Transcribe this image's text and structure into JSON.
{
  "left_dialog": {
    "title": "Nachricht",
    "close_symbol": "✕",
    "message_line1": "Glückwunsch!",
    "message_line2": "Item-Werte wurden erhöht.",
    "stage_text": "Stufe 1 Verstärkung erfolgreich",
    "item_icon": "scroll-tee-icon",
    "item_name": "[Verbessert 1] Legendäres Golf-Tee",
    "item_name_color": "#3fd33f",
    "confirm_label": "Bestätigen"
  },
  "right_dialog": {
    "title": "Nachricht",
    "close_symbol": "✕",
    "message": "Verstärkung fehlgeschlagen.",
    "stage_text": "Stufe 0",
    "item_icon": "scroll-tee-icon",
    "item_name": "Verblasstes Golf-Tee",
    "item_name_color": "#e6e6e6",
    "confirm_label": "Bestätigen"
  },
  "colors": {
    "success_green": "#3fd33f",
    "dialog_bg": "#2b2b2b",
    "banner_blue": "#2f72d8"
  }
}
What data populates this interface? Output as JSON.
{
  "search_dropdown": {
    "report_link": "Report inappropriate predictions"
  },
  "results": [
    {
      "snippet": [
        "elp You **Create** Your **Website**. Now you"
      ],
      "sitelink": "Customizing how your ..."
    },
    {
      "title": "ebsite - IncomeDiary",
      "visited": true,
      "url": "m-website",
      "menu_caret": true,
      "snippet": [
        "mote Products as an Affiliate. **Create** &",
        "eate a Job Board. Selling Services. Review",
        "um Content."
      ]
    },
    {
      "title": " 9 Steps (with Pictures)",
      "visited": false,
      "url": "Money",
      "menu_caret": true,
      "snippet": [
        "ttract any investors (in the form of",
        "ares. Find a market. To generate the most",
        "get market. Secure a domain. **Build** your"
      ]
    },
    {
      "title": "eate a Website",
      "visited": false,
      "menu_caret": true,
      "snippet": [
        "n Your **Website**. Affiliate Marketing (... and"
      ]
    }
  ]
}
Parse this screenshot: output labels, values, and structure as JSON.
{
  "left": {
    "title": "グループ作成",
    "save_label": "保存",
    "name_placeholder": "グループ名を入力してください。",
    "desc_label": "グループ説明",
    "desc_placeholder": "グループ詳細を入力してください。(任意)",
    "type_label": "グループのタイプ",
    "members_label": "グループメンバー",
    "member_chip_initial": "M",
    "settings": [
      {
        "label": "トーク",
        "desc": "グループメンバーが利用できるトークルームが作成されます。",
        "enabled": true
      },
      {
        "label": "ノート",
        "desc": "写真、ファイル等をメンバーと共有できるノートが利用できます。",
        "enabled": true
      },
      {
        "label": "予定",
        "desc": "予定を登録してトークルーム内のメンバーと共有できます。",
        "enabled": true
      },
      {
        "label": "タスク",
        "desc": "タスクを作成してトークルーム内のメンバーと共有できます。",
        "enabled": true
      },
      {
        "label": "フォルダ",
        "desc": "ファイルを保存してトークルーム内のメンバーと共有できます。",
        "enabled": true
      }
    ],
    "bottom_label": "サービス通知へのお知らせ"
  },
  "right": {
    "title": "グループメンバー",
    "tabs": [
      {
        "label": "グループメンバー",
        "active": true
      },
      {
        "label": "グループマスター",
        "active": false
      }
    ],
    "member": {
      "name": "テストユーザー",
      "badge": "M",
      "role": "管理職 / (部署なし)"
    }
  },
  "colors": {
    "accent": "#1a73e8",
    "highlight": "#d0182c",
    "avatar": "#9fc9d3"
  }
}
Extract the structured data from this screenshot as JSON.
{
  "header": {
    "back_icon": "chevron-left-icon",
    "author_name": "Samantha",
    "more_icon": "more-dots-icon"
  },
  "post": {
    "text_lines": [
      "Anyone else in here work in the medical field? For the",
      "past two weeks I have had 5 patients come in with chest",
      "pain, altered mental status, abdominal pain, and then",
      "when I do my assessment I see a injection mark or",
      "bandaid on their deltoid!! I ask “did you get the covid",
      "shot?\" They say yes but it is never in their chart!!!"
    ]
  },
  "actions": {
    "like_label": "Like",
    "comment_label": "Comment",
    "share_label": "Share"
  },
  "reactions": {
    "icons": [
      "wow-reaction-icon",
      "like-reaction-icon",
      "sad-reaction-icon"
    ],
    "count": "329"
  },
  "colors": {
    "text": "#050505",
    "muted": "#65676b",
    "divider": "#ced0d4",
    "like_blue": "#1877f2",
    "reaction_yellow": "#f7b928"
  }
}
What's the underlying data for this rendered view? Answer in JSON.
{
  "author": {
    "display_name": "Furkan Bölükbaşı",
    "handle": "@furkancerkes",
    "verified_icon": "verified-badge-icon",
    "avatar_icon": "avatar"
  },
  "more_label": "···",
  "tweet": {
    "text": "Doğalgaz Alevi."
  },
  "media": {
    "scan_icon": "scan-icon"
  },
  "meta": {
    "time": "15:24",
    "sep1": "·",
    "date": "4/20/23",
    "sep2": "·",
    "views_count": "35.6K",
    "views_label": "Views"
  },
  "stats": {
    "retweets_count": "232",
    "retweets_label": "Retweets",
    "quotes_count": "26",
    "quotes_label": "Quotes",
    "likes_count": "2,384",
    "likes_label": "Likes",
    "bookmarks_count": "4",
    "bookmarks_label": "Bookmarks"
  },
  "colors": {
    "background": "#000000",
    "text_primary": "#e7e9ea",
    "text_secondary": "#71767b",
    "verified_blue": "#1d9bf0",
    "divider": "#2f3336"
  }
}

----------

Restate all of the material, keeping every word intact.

Transcribe this image's text and structure into JSON.
{
  "left_dialog": {
    "title": "Nachricht",
    "close_symbol": "✕",
    "message_line1": "Glückwunsch!",
    "message_line2": "Item-Werte wurden erhöht.",
    "stage_text": "Stufe 1 Verstärkung erfolgreich",
    "item_icon": "scroll-tee-icon",
    "item_name": "[Verbessert 1] Legendäres Golf-Tee",
    "item_name_color": "#3fd33f",
    "confirm_label": "Bestätigen"
  },
  "right_dialog": {
    "title": "Nachricht",
    "close_symbol": "✕",
    "message": "Verstärkung fehlgeschlagen.",
    "stage_text": "Stufe 0",
    "item_icon": "scroll-tee-icon",
    "item_name": "Verblasstes Golf-Tee",
    "item_name_color": "#e6e6e6",
    "confirm_label": "Bestätigen"
  },
  "colors": {
    "success_green": "#3fd33f",
    "dialog_bg": "#2b2b2b",
    "banner_blue": "#2f72d8"
  }
}
What data populates this interface? Output as JSON.
{
  "search_dropdown": {
    "report_link": "Report inappropriate predictions"
  },
  "results": [
    {
      "snippet": [
        "elp You **Create** Your **Website**. Now you"
      ],
      "sitelink": "Customizing how your ..."
    },
    {
      "title": "ebsite - IncomeDiary",
      "visited": true,
      "url": "m-website",
      "menu_caret": true,
      "snippet": [
        "mote Products as an Affiliate. **Create** &",
        "eate a Job Board. Selling Services. Review",
        "um Content."
      ]
    },
    {
      "title": " 9 Steps (with Pictures)",
      "visited": false,
      "url": "Money",
      "menu_caret": true,
      "snippet": [
        "ttract any investors (in the form of",
        "ares. Find a market. To generate the most",
        "get market. Secure a domain. **Build** your"
      ]
    },
    {
      "title": "eate a Website",
      "visited": false,
      "menu_caret": true,
      "snippet": [
        "n Your **Website**. Affiliate Marketing (... and"
      ]
    }
  ]
}
Parse this screenshot: output labels, values, and structure as JSON.
{
  "left": {
    "title": "グループ作成",
    "save_label": "保存",
    "name_placeholder": "グループ名を入力してください。",
    "desc_label": "グループ説明",
    "desc_placeholder": "グループ詳細を入力してください。(任意)",
    "type_label": "グループのタイプ",
    "members_label": "グループメンバー",
    "member_chip_initial": "M",
    "settings": [
      {
        "label": "トーク",
        "desc": "グループメンバーが利用できるトークルームが作成されます。",
        "enabled": true
      },
      {
        "label": "ノート",
        "desc": "写真、ファイル等をメンバーと共有できるノートが利用できます。",
        "enabled": true
      },
      {
        "label": "予定",
        "desc": "予定を登録してトークルーム内のメンバーと共有できます。",
        "enabled": true
      },
      {
        "label": "タスク",
        "desc": "タスクを作成してトークルーム内のメンバーと共有できます。",
        "enabled": true
      },
      {
        "label": "フォルダ",
        "desc": "ファイルを保存してトークルーム内のメンバーと共有できます。",
        "enabled": true
      }
    ],
    "bottom_label": "サービス通知へのお知らせ"
  },
  "right": {
    "title": "グループメンバー",
    "tabs": [
      {
        "label": "グループメンバー",
        "active": true
      },
      {
        "label": "グループマスター",
        "active": false
      }
    ],
    "member": {
      "name": "テストユーザー",
      "badge": "M",
      "role": "管理職 / (部署なし)"
    }
  },
  "colors": {
    "accent": "#1a73e8",
    "highlight": "#d0182c",
    "avatar": "#9fc9d3"
  }
}
Extract the structured data from this screenshot as JSON.
{
  "header": {
    "back_icon": "chevron-left-icon",
    "author_name": "Samantha",
    "more_icon": "more-dots-icon"
  },
  "post": {
    "text_lines": [
      "Anyone else in here work in the medical field? For the",
      "past two weeks I have had 5 patients come in with chest",
      "pain, altered mental status, abdominal pain, and then",
      "when I do my assessment I see a injection mark or",
      "bandaid on their deltoid!! I ask “did you get the covid",
      "shot?\" They say yes but it is never in their chart!!!"
    ]
  },
  "actions": {
    "like_label": "Like",
    "comment_label": "Comment",
    "share_label": "Share"
  },
  "reactions": {
    "icons": [
      "wow-reaction-icon",
      "like-reaction-icon",
      "sad-reaction-icon"
    ],
    "count": "329"
  },
  "colors": {
    "text": "#050505",
    "muted": "#65676b",
    "divider": "#ced0d4",
    "like_blue": "#1877f2",
    "reaction_yellow": "#f7b928"
  }
}
What's the underlying data for this rendered view? Answer in JSON.
{
  "author": {
    "display_name": "Furkan Bölükbaşı",
    "handle": "@furkancerkes",
    "verified_icon": "verified-badge-icon",
    "avatar_icon": "avatar"
  },
  "more_label": "···",
  "tweet": {
    "text": "Doğalgaz Alevi."
  },
  "media": {
    "scan_icon": "scan-icon"
  },
  "meta": {
    "time": "15:24",
    "sep1": "·",
    "date": "4/20/23",
    "sep2": "·",
    "views_count": "35.6K",
    "views_label": "Views"
  },
  "stats": {
    "retweets_count": "232",
    "retweets_label": "Retweets",
    "quotes_count": "26",
    "quotes_label": "Quotes",
    "likes_count": "2,384",
    "likes_label": "Likes",
    "bookmarks_count": "4",
    "bookmarks_label": "Bookmarks"
  },
  "colors": {
    "background": "#000000",
    "text_primary": "#e7e9ea",
    "text_secondary": "#71767b",
    "verified_blue": "#1d9bf0",
    "divider": "#2f3336"
  }
}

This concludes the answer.